[App and web page records]

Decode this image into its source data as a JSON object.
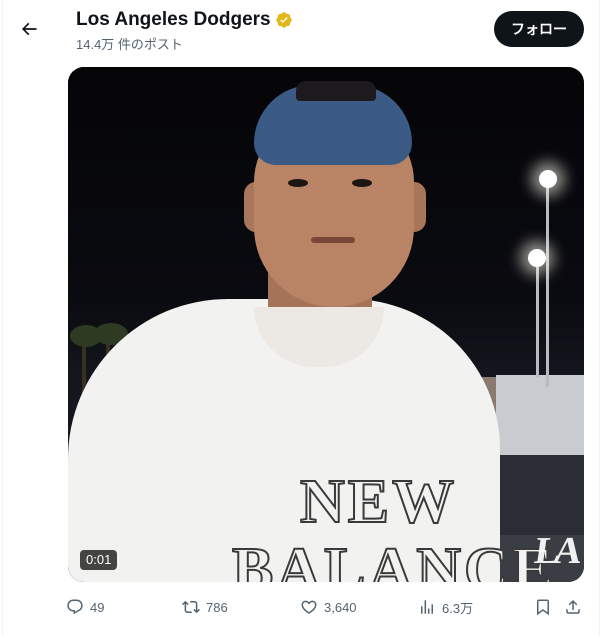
{
  "header": {
    "account_name": "Los Angeles Dodgers",
    "post_count": "14.4万 件のポスト",
    "follow_label": "フォロー"
  },
  "video": {
    "timestamp": "0:01",
    "shirt_line1": "NEW",
    "shirt_line2": "BALANCE",
    "watermark": "LA"
  },
  "actions": {
    "replies": "49",
    "reposts": "786",
    "likes": "3,640",
    "views": "6.3万"
  },
  "icons": [
    "back-arrow-icon",
    "verified-badge-icon",
    "reply-icon",
    "repost-icon",
    "like-icon",
    "views-icon",
    "bookmark-icon",
    "share-icon"
  ],
  "colors": {
    "verified_gold": "#e2b719",
    "follow_bg": "#0f1419",
    "secondary_text": "#536471"
  }
}
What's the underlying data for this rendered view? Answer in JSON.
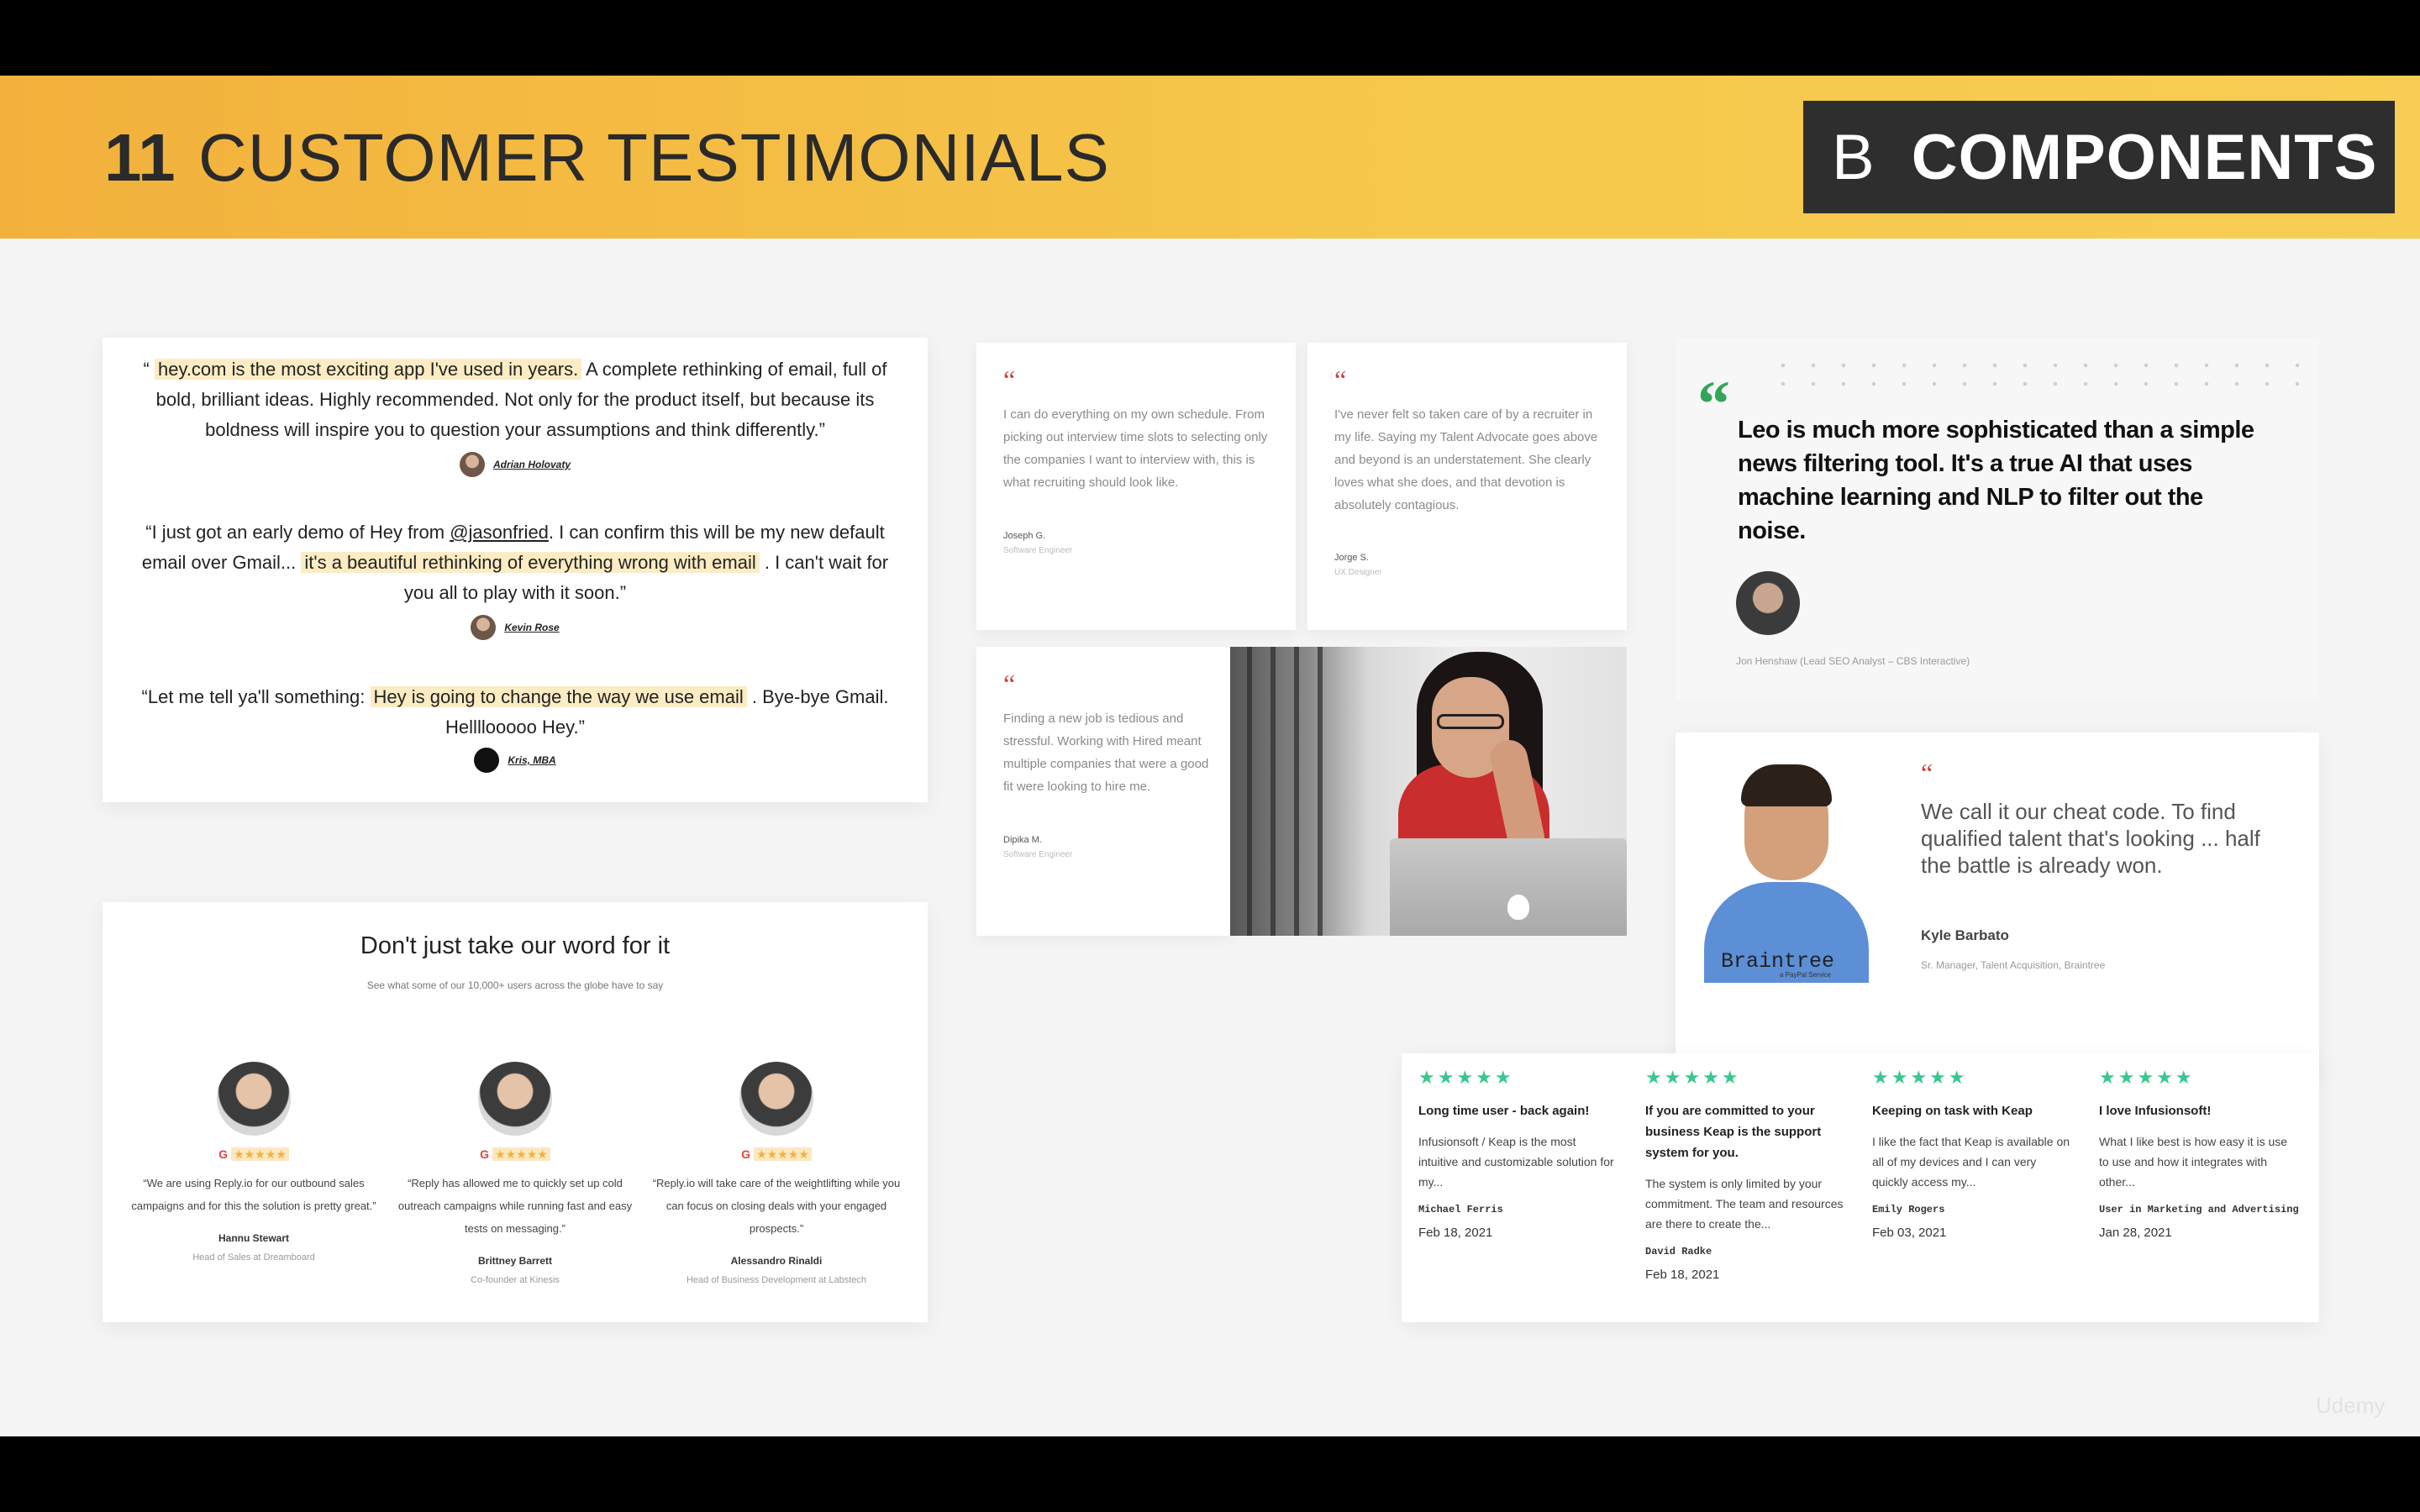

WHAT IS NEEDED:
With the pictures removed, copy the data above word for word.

YOUR RESPONSE:
Decode this image into its source data as a JSON object.
{
  "header": {
    "account_name": "Los Angeles Dodgers",
    "post_count": "14.4万 件のポスト",
    "follow_label": "フォロー"
  },
  "video": {
    "timestamp": "0:01",
    "shirt_line1": "NEW",
    "shirt_line2": "BALANCE",
    "watermark": "LA"
  },
  "actions": {
    "replies": "49",
    "reposts": "786",
    "likes": "3,640",
    "views": "6.3万"
  },
  "icons": [
    "back-arrow-icon",
    "verified-badge-icon",
    "reply-icon",
    "repost-icon",
    "like-icon",
    "views-icon",
    "bookmark-icon",
    "share-icon"
  ],
  "colors": {
    "verified_gold": "#e2b719",
    "follow_bg": "#0f1419",
    "secondary_text": "#536471"
  }
}
What's the underlying data for this rendered view? Answer in JSON.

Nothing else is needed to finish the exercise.